Bruce Milam
10 months ago

Twenty years ago a developer would not have conceived of burying the apartment element of a residential community so far from a main highway but on-line marketing and leasing has changed that business. Most prospective tenants show up for their first tours with the floor plans and amenities already downloaded on their tablets. Schell offered the fourth story walk up to its first apartments in Magnolia Green and must have found it successful. I’m not aware of any others offering that option without elevators. That hike will get you in shape! Shane Burnette is a busy guy right now and… Read more »

Travis Jordan
Travis Jordan
10 months ago

I know a few people in the Board of Supervisors and I will be voting against this because thats my area and I am tired of the building of houses and apartments. Take it to another county other than Chesterfield. Thanks

Paul Rockwell
Paul Rockwell
10 months ago

So where are the plans for new road ways and schools??? Every school in the district is overcrowded.
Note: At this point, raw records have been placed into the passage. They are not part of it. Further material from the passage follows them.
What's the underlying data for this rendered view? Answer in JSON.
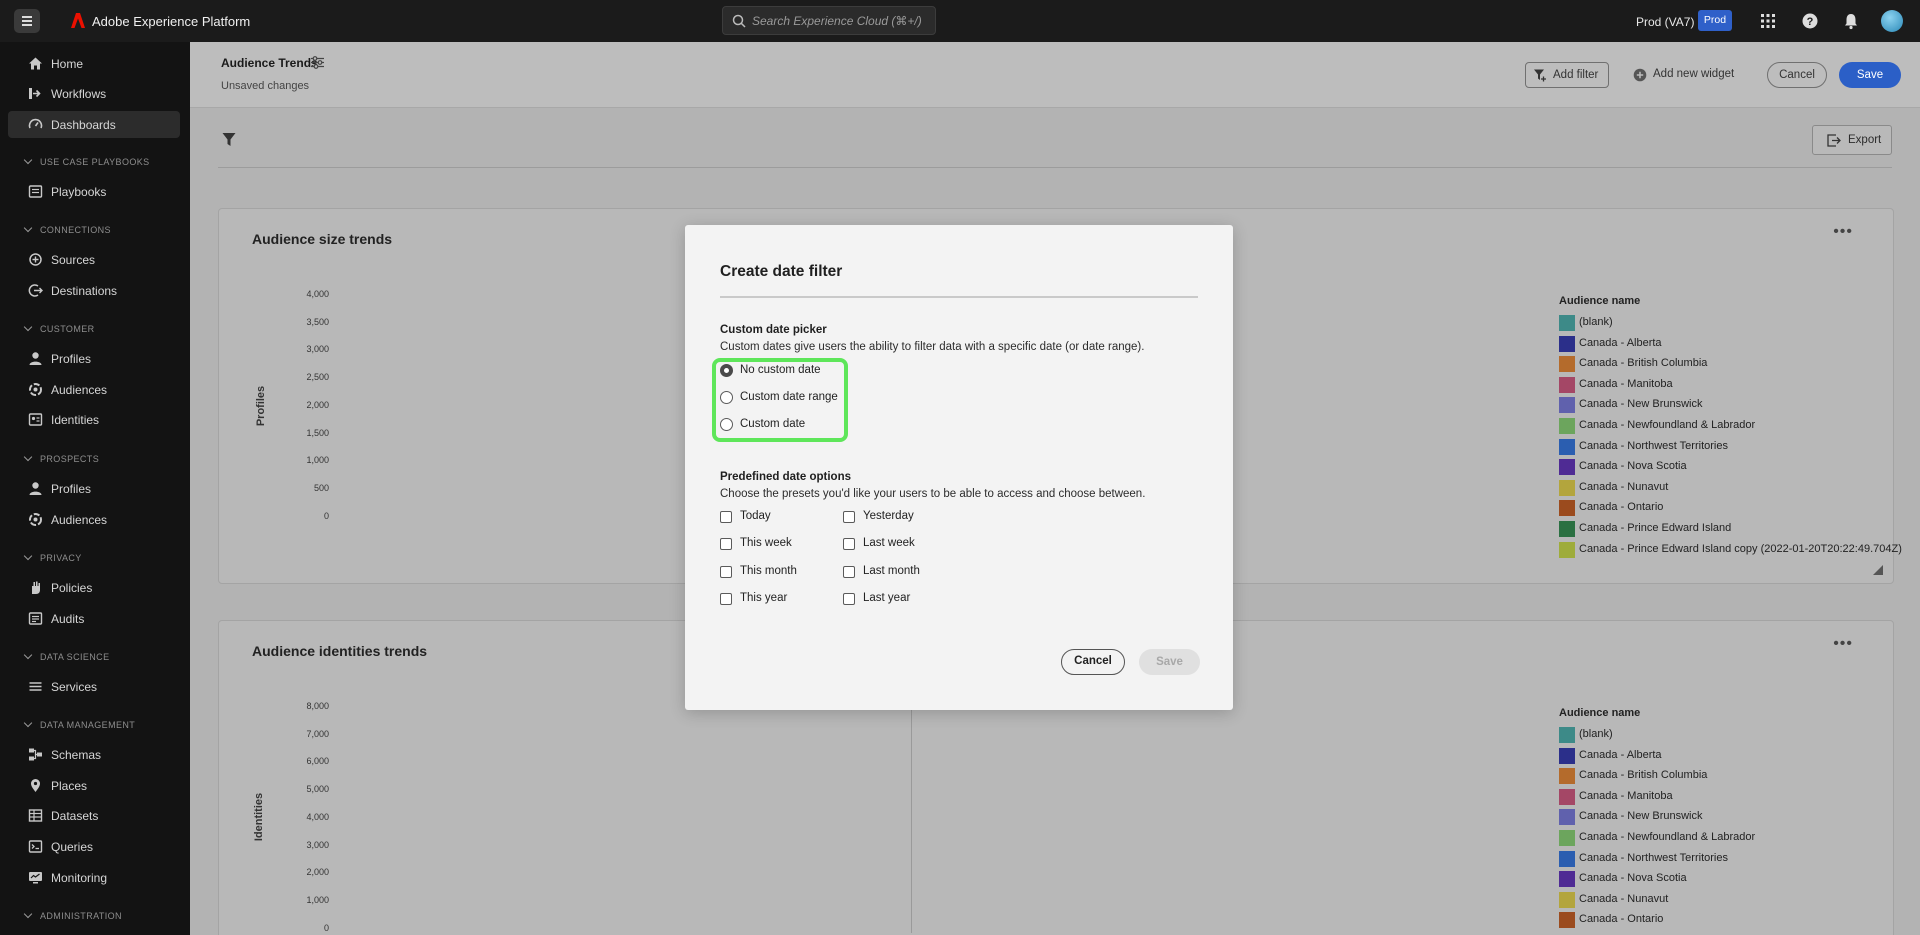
{
  "app": {
    "title": "Adobe Experience Platform",
    "search_placeholder": "Search Experience Cloud (⌘+/)",
    "org": "Prod (VA7)",
    "sandbox_badge": "Prod"
  },
  "sidebar": {
    "home": "Home",
    "workflows": "Workflows",
    "dashboards": "Dashboards",
    "sec_playbooks": "USE CASE PLAYBOOKS",
    "playbooks": "Playbooks",
    "sec_connections": "CONNECTIONS",
    "sources": "Sources",
    "destinations": "Destinations",
    "sec_customer": "CUSTOMER",
    "profiles": "Profiles",
    "audiences": "Audiences",
    "identities": "Identities",
    "sec_prospects": "PROSPECTS",
    "p_profiles": "Profiles",
    "p_audiences": "Audiences",
    "sec_privacy": "PRIVACY",
    "policies": "Policies",
    "audits": "Audits",
    "sec_datascience": "DATA SCIENCE",
    "services": "Services",
    "sec_datamgmt": "DATA MANAGEMENT",
    "schemas": "Schemas",
    "places": "Places",
    "datasets": "Datasets",
    "queries": "Queries",
    "monitoring": "Monitoring",
    "sec_admin": "ADMINISTRATION"
  },
  "header": {
    "title": "Audience Trends",
    "subtitle": "Unsaved changes",
    "add_filter": "Add filter",
    "add_widget": "Add new widget",
    "cancel": "Cancel",
    "save": "Save"
  },
  "toolbar": {
    "export": "Export"
  },
  "widgets": [
    {
      "title": "Audience size trends",
      "y_label": "Profiles",
      "y_ticks": [
        "4,000",
        "3,500",
        "3,000",
        "2,500",
        "2,000",
        "1,500",
        "1,000",
        "500",
        "0"
      ],
      "legend_title": "Audience name",
      "legend": [
        "(blank)",
        "Canada - Alberta",
        "Canada - British Columbia",
        "Canada - Manitoba",
        "Canada - New Brunswick",
        "Canada - Newfoundland & Labrador",
        "Canada - Northwest Territories",
        "Canada - Nova Scotia",
        "Canada - Nunavut",
        "Canada - Ontario",
        "Canada - Prince Edward Island",
        "Canada - Prince Edward Island copy (2022-01-20T20:22:49.704Z)"
      ]
    },
    {
      "title": "Audience identities trends",
      "y_label": "Identities",
      "y_ticks": [
        "8,000",
        "7,000",
        "6,000",
        "5,000",
        "4,000",
        "3,000",
        "2,000",
        "1,000",
        "0"
      ],
      "legend_title": "Audience name",
      "legend": [
        "(blank)",
        "Canada - Alberta",
        "Canada - British Columbia",
        "Canada - Manitoba",
        "Canada - New Brunswick",
        "Canada - Newfoundland & Labrador",
        "Canada - Northwest Territories",
        "Canada - Nova Scotia",
        "Canada - Nunavut",
        "Canada - Ontario"
      ]
    }
  ],
  "legend_colors": [
    "#3d8a88",
    "#2b2f8a",
    "#b46b2c",
    "#a44766",
    "#6061ad",
    "#6ca55d",
    "#2b5eb0",
    "#4f2b94",
    "#b3a53d",
    "#9b4b1e",
    "#2b7042",
    "#9eac3b"
  ],
  "modal": {
    "title": "Create date filter",
    "custom_heading": "Custom date picker",
    "custom_desc": "Custom dates give users the ability to filter data with a specific date (or date range).",
    "radios": [
      "No custom date",
      "Custom date range",
      "Custom date"
    ],
    "selected_radio": "No custom date",
    "predefined_heading": "Predefined date options",
    "predefined_desc": "Choose the presets you'd like your users to be able to access and choose between.",
    "options_left": [
      "Today",
      "This week",
      "This month",
      "This year"
    ],
    "options_right": [
      "Yesterday",
      "Last week",
      "Last month",
      "Last year"
    ],
    "cancel": "Cancel",
    "save": "Save"
  },
  "colors": {
    "accent": "#2b5fc7",
    "highlight": "#5ee65a"
  }
}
Hull Street is already 8 lines wide at Winterpock and is so overcrowded now you can’t hardly get anywhere. Developers should not be allowed to overbuild and bull doze every single tree in the county. Without a new highway like Powhite extension or 288, there should not be anymore construction allowed. Hull Street can barely support the traffic currently.

Carl Schwendeman
Carl Schwendeman
10 months ago

Chesterfield County has to rethink how they fund roads in this area. In that this area is the largest consumer of road funding in the county leaving the older parts of Chesterfield with no money for sidewalks and streets cape improvements along with road upgrades. Chesterfield should consider putting a 10% tax on this and have the funds go into a road improvement trust fund to avoid it draining funds from Vdot. Another mess is Chesterfeild should consder building another large 4 to 6 lane road to add act as a alernet east and west route to Route to 360.… Read more »